Go through the data below and count every line that has the word "text". Return only the count.

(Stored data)
-----

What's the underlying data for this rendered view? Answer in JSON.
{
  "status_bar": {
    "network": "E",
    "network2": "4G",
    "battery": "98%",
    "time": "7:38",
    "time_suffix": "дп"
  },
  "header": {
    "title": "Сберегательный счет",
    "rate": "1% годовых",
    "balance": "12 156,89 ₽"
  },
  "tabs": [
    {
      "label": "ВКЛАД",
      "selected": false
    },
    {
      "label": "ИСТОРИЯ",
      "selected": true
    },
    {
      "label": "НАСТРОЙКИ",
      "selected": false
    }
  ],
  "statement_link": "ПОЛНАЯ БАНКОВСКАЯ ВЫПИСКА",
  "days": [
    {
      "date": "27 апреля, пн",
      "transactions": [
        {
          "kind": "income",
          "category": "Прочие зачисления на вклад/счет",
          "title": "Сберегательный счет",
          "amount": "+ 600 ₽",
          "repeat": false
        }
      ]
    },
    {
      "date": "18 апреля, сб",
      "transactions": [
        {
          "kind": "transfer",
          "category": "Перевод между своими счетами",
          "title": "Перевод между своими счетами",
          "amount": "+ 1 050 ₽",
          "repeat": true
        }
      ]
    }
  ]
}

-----

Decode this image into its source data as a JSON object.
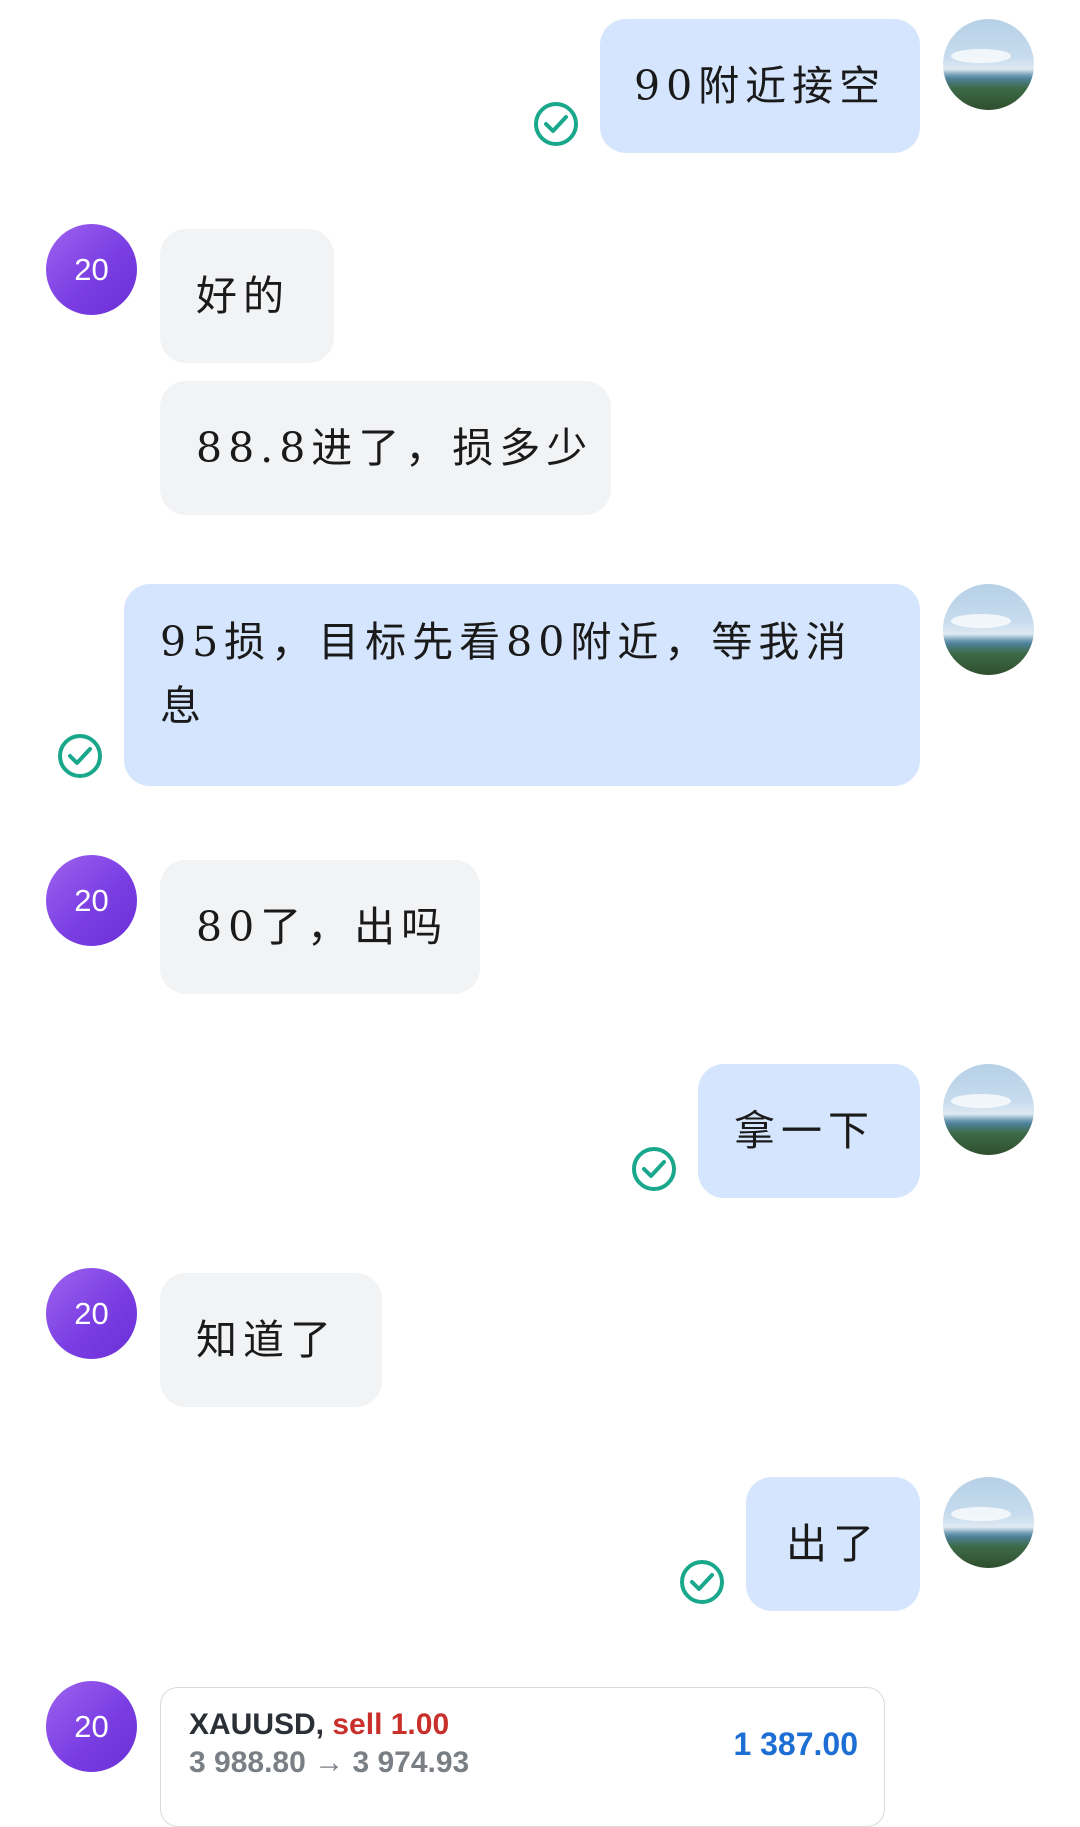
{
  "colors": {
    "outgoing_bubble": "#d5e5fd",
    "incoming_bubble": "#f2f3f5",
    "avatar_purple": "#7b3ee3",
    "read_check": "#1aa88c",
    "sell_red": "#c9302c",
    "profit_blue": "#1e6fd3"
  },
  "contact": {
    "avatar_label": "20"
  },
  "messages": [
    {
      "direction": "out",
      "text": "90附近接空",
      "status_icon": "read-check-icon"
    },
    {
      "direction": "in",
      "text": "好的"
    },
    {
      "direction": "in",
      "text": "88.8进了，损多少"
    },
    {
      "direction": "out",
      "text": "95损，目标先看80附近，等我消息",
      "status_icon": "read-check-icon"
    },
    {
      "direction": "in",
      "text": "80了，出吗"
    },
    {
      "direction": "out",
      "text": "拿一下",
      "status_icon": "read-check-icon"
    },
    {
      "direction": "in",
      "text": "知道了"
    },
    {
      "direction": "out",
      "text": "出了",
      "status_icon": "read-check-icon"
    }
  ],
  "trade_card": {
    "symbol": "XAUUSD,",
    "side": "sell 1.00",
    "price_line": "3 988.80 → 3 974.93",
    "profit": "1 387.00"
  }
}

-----

Exercise solution: 8